CO: The teepee poles were hand-sawed from a young patch of Tulip Poplars. These came from a property in Sabillasville, Maryland on which I lived in 2013. One day at a time, I thinned out 17 Tulip Poplar saplings, one by one. I carried them out of the forest on my shoulder back to the house to dry under the deck for the winter. Over the spring and summer I peeled back the bark on each one of the 17 twenty-foot logs with an old two-handled draw shave tool in my free time. Once peeled, they finished curing in a hot barn loft for a few weeks. For next step I filed all the rough edges down over each pole until smooth, then covered them in a few coats of linseed oil. I was the proud owner of foraged teepee poles. It took me 3 years to save up the spare money to buy the canvas that is the teepee. Then I had a “Put Up the Tipi” party. It has had three homes before arriving at Fox Haven.
I am on a mission to put back what I take from the land and leave Earth cleaner and more biodiverse than when I got here. When I am in nature I have a personal commitment to leave it healthier then I found it. Dissatisfied with not having pollution-free living options, the teepee was my first attempt at exploring building my own housing. I quickly realized that tipi living was about living on and with the land, and needed a team of teepee owners, and clean miles of forest to coexist with that of which I do not know. The teepee is an artistic and resourceful technology, exhibiting precise engineering principals and design.
JH: What brought you to Fox Haven?
CO: Many forces brought me to Fox Haven, as often happens when you are like-minded and have many similar friends. My first invite to Fox Haven was in 2016 for a drum meditation. I was invited as co-teacher, to share what I know about drumming. I immediately found knowledgeable and friendly people, and programs that trade garden time for herb crafting skills.

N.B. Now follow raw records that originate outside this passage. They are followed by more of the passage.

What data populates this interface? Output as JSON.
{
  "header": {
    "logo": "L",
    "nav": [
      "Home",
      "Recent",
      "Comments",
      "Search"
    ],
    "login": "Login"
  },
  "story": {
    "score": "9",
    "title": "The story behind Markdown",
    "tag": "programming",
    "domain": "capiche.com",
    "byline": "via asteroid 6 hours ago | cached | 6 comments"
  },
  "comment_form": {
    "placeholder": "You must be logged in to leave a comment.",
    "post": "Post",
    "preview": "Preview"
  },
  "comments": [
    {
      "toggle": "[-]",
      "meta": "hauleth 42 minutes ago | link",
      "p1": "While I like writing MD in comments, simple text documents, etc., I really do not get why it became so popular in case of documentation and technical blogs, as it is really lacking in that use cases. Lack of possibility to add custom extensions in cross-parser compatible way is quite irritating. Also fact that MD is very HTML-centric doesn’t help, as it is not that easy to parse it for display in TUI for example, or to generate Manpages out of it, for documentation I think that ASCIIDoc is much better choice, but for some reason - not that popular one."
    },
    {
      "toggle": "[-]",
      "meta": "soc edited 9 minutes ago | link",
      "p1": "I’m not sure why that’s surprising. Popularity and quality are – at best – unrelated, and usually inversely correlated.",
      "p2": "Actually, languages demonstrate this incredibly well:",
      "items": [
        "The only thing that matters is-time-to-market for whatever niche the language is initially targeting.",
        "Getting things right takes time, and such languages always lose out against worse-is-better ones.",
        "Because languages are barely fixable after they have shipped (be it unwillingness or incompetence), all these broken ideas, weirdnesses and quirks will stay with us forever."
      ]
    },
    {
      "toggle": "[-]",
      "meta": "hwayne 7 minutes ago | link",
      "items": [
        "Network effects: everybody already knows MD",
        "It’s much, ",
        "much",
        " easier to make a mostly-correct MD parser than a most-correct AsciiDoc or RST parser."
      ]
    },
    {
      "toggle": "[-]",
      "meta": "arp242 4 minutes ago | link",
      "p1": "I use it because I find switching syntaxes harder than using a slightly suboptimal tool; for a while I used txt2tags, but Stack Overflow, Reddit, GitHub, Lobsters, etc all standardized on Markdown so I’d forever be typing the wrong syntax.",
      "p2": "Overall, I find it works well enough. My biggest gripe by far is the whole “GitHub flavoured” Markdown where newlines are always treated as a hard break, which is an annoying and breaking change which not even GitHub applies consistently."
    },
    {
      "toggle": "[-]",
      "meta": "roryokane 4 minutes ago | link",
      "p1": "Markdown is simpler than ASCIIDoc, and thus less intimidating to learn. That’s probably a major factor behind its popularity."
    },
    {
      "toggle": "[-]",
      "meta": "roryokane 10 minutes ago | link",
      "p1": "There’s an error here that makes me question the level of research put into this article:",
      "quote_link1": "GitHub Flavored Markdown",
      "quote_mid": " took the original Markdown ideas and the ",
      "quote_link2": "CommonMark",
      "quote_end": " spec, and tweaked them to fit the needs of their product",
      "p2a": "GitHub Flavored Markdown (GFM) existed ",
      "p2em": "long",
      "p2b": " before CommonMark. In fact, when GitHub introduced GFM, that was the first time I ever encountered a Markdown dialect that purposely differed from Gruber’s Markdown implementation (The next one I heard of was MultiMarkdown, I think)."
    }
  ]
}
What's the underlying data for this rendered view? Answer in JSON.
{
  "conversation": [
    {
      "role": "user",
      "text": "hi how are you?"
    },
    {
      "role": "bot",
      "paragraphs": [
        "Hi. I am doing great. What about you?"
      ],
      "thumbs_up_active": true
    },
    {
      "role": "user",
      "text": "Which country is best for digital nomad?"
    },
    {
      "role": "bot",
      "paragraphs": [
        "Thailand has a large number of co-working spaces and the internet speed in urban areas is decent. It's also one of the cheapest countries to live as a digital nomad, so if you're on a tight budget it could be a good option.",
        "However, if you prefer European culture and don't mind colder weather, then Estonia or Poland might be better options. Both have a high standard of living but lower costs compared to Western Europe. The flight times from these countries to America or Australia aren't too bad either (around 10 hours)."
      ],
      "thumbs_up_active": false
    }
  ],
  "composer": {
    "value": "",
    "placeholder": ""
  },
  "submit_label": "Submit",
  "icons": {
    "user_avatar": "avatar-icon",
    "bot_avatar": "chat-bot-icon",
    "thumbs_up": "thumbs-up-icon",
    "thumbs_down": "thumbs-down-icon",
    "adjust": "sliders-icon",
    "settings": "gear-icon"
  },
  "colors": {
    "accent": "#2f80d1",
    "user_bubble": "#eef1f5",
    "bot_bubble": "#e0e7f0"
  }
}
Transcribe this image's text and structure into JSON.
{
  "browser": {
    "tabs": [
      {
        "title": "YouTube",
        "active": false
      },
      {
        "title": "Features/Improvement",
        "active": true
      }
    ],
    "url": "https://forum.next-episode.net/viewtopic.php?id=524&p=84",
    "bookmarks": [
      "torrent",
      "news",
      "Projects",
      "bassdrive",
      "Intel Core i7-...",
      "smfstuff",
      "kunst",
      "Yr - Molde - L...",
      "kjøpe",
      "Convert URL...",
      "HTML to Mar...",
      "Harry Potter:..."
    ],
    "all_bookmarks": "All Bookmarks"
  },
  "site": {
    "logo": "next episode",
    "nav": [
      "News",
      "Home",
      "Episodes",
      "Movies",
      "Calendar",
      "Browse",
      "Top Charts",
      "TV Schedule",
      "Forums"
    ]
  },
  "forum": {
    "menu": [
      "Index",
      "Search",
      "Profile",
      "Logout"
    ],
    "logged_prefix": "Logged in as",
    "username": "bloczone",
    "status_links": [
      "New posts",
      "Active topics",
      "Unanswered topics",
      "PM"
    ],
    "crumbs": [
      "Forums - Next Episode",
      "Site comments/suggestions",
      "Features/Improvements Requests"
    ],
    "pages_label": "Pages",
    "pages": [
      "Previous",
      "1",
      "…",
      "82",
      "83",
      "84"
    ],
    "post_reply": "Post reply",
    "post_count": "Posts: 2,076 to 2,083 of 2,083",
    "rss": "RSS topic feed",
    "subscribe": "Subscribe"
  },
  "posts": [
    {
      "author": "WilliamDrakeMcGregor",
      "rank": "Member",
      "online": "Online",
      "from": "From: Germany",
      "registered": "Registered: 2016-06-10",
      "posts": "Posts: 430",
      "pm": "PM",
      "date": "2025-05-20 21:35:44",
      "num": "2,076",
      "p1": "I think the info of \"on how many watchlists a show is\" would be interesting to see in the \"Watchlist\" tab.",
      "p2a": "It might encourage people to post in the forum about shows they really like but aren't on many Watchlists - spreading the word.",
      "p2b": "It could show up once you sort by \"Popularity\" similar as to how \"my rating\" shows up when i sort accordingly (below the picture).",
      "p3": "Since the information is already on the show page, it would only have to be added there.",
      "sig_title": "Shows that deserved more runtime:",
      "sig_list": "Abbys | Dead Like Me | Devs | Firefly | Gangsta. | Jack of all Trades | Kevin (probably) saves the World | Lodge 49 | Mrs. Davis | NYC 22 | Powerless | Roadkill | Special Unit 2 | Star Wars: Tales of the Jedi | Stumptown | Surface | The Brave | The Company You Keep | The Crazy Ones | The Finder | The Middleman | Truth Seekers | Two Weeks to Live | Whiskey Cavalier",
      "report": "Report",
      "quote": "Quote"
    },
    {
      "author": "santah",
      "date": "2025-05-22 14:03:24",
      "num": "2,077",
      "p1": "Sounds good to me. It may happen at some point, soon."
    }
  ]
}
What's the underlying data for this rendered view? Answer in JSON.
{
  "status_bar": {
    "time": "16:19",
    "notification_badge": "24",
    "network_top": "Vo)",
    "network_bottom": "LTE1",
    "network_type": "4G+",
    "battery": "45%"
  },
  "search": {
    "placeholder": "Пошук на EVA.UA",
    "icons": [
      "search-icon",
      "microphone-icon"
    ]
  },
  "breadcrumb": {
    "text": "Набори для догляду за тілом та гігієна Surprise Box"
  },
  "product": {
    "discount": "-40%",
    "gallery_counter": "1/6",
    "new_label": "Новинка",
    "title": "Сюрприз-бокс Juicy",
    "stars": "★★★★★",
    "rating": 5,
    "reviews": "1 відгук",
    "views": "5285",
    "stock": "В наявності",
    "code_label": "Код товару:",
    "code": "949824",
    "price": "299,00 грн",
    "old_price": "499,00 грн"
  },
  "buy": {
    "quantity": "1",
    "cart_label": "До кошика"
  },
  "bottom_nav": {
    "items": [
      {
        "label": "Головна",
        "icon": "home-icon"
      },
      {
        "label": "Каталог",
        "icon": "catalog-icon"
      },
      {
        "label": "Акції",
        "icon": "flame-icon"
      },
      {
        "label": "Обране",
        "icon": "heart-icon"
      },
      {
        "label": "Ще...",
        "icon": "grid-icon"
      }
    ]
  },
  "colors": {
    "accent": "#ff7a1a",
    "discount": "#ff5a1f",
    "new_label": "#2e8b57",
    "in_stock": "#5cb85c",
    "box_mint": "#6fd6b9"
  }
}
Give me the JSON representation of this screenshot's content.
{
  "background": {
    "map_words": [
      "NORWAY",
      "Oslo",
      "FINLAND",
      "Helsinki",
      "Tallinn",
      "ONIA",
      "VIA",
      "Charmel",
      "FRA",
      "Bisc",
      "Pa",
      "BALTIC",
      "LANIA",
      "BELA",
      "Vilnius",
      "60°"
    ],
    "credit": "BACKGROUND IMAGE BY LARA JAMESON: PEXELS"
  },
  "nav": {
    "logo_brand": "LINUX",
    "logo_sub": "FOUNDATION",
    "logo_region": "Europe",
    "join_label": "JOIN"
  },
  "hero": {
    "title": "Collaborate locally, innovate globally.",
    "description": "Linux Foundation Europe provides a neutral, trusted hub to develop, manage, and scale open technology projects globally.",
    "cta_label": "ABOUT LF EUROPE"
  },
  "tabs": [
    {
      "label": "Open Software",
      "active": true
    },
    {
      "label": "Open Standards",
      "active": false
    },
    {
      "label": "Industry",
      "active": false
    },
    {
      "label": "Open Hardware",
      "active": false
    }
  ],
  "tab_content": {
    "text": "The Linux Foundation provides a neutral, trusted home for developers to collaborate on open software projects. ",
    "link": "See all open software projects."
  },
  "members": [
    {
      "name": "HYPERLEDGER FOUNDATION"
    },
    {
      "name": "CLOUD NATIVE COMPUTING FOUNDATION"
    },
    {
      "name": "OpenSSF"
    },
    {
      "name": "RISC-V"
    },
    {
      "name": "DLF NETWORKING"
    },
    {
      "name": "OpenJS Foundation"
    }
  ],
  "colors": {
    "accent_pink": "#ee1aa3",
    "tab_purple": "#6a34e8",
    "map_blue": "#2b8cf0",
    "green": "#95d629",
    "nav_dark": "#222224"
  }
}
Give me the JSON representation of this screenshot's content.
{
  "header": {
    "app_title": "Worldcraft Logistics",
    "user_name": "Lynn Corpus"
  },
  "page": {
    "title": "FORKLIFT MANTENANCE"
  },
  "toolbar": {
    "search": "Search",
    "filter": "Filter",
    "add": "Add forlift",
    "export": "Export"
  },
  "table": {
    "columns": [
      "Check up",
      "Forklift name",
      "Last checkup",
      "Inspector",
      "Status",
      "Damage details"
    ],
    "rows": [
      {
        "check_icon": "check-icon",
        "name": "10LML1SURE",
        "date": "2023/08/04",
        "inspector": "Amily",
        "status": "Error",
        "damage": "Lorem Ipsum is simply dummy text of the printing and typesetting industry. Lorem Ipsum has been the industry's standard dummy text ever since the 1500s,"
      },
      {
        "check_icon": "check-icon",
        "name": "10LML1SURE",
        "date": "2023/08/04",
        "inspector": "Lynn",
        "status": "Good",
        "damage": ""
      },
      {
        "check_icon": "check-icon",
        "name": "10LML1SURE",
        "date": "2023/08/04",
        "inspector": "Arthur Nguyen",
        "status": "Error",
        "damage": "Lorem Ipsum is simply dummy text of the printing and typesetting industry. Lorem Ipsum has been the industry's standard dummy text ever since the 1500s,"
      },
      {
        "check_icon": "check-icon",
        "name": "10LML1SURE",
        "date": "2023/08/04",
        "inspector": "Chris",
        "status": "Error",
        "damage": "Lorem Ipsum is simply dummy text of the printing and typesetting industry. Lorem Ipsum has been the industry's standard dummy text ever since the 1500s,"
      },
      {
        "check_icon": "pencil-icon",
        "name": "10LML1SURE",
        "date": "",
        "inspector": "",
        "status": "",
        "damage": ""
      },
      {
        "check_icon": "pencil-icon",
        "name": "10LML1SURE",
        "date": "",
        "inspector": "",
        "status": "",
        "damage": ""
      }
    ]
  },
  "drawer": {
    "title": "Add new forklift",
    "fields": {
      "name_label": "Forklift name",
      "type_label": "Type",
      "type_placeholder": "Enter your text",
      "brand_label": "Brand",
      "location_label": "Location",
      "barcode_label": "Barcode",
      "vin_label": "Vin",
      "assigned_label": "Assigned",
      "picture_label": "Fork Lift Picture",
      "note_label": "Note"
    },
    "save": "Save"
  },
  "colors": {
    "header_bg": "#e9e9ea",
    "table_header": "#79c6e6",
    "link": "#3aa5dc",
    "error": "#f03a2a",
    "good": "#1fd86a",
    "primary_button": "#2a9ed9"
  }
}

At the time, I had been hunting down anyone with credible plant identification skills for four years, and have continued to grow from the well of learning at Fox Haven.
I hope that future events can be planned around the tipi, like drum-filled shadow puppet story-telling and wild-crafting.
JH: How does the land here feel to you?
CO: I feel welcome and stimulated as a forager and as a plant identifier on the land.
Explore Fox Walkers and the Youth Foraging Programs here at Fox Haven through our website. Also look for new announcements that involve Chris Ousse, with much more to come!